Sec. 3. That the officers, non-commissioned officers, musicians, artificers, and privates shall be entitled to one day's pay, subsistence, and other allowances, for every twenty miles' travel from their places of residence to the place of general rendezvous, and from the place of discharge back to their residence.
Sec. 4. That the volunteers or militia who have been or who may be received into the service of the United States to suppress Indian depredations in Florida, shall be entitled to all the benefits which are conferred on persons wounded or otherwise disabled in the service of the United States.
Sec. 5. That when any officer, non-commissioned officer, artificer, or private, of said militia or volunteer corps, who shall die in the service of the United States, or returning to his place of residence after being mustered out of service, or at any time in consequence of wounds received in service, and shall leave a widow, or, if no widow, a child or children under sixteen years of age, such widow, or, if no widow, such child or children, shall be entitled to receive half the monthly pay to which the deceased was entitled at the time of his death, for and during the term of five years; and in case of the death or intermarriage of sach widow before the expiration of five years, the half pay for the remainder of the time shall go to the child or children of said decedent: Provided, always, That the secretary of war shall adopt such forms of evidence, in applications under this act, as the President of the United States may prescribe.
Sec. 6. That the volunteers and militia mentioned in the foregoing provisions of this act, called into service before its passage, and who are

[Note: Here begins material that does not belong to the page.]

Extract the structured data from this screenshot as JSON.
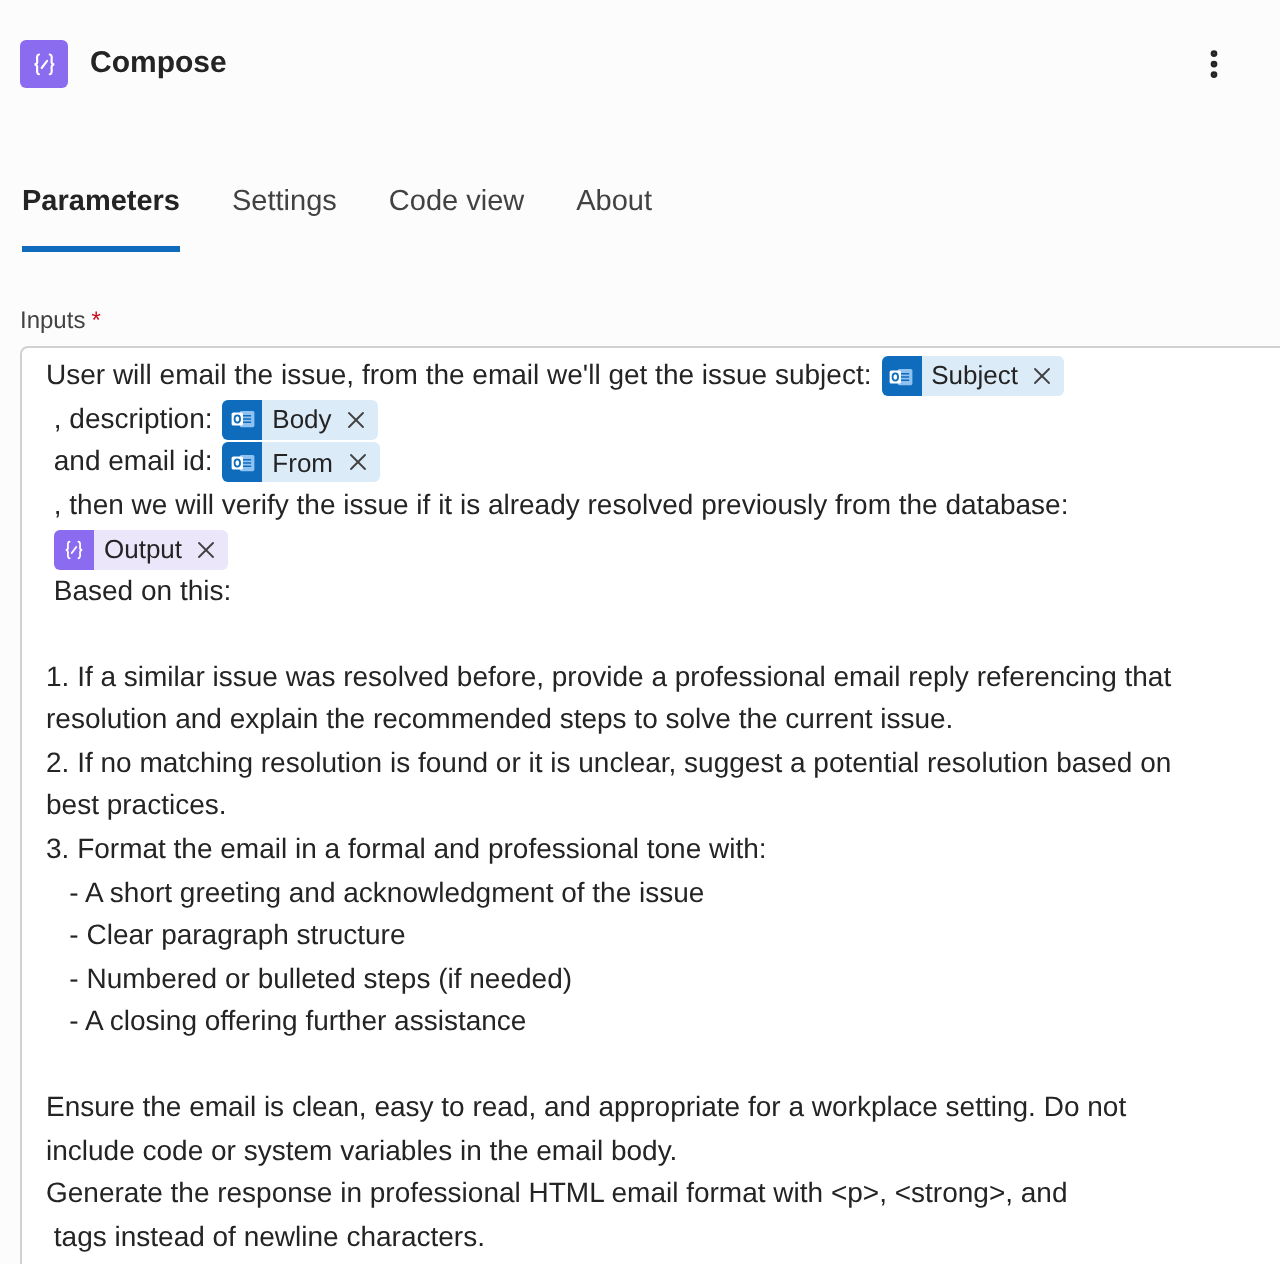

1 This act supplies the 2 January, 1795, chap. 9, 2 See for expenses of, when marching to rendezvous, the 20 April, 1818, chap. 84. 3 See 2 March, 1833, chap. 68.